Last night, Keith Fullerton Whitman revealed the dark cloud at the center of Ellie Goulding’s undeniable smash “Lights”. Whitman has approached pop with a process before: last year’s Greatest Hits collection applied time-based effects to 24 hours of his personal favorites. His approach to “Lights” is kindred in spirit, but distant in result.
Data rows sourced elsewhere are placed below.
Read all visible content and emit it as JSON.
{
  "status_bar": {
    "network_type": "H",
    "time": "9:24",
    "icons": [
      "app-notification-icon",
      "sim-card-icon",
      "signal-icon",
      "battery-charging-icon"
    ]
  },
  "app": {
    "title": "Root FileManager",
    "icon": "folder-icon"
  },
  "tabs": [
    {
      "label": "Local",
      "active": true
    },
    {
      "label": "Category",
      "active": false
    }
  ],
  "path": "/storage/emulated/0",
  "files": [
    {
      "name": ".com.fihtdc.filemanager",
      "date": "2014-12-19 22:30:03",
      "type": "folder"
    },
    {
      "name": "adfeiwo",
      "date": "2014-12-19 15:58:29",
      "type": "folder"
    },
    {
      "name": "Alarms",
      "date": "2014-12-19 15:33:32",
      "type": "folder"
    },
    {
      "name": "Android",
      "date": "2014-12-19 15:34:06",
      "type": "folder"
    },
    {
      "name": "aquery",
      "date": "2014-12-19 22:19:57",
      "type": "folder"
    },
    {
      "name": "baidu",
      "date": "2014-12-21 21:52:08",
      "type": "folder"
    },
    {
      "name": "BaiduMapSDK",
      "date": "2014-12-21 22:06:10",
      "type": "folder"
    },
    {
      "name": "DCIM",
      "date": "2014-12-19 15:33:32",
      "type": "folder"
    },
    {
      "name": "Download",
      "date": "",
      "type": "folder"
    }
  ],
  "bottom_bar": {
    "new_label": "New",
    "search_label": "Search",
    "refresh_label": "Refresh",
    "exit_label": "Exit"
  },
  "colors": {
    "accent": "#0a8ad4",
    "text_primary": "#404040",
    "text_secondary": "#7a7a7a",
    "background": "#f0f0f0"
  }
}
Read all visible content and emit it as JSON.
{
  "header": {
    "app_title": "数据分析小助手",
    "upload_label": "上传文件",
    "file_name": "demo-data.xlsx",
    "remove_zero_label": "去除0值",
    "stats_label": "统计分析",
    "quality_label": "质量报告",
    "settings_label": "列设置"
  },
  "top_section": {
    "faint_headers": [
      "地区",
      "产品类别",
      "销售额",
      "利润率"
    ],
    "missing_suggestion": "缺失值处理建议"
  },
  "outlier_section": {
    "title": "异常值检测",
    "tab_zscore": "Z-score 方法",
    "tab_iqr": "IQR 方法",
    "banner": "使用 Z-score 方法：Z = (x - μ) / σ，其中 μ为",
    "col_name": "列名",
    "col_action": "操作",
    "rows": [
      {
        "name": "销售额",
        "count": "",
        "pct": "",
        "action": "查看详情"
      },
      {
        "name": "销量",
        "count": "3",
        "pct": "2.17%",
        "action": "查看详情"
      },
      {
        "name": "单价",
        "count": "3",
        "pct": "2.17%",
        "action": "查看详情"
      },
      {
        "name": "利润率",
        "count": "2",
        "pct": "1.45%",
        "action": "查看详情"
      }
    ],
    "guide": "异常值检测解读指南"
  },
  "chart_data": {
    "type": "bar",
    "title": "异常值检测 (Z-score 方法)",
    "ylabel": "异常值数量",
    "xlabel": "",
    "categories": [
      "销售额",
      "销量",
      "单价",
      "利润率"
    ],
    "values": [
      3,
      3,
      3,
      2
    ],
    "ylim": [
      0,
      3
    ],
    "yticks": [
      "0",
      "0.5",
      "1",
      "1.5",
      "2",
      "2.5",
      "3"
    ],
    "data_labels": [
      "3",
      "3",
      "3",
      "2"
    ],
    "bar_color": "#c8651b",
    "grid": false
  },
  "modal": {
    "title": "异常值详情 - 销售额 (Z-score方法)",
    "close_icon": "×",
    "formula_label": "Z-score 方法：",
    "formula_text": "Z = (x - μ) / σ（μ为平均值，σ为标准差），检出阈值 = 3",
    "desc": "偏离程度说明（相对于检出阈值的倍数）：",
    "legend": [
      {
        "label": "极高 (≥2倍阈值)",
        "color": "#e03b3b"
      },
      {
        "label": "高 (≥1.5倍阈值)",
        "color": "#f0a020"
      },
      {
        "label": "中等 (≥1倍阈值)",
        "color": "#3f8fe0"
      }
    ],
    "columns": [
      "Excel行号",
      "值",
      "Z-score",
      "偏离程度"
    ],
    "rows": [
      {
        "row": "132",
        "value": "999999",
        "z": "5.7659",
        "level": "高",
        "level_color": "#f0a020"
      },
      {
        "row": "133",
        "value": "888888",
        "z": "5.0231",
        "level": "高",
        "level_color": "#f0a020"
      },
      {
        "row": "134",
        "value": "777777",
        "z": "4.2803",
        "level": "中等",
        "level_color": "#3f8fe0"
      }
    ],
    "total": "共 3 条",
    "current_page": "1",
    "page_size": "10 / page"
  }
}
Whitman claims no “precursory analysis” in this “experiment in 4-way recursive real-time manipulation of rhythmic cores.” This might surprise a listener – the rhythmic emphases chosen seem purposeful, expressive, and interrelated. Each element interacts with a specific gravity that seems autonomous to the strain but beholden to the entire, self-forming composition. These “rhythmic cores” nibble at the fringes of Whitman’s experiment while occupying the content with downcast glee.

Underneath the Field-like build, a menacing swarm of reverb feedback grows, feeding off the underbelly of ricocheting synths and vocal stutters. Exhilaration and lethargy carve out equal space. Debris from the percussive bridge adds sludge to the swamp it meant to avoid. Whitman, the puppet master, is making just enough room for us to bear witness.

Tags: , , , , , ,

Leave a Comment

Your email address will not be published. Required fields are marked *

Creative Commons Attribution 4.0 License(unless otherwise indicated) © 2019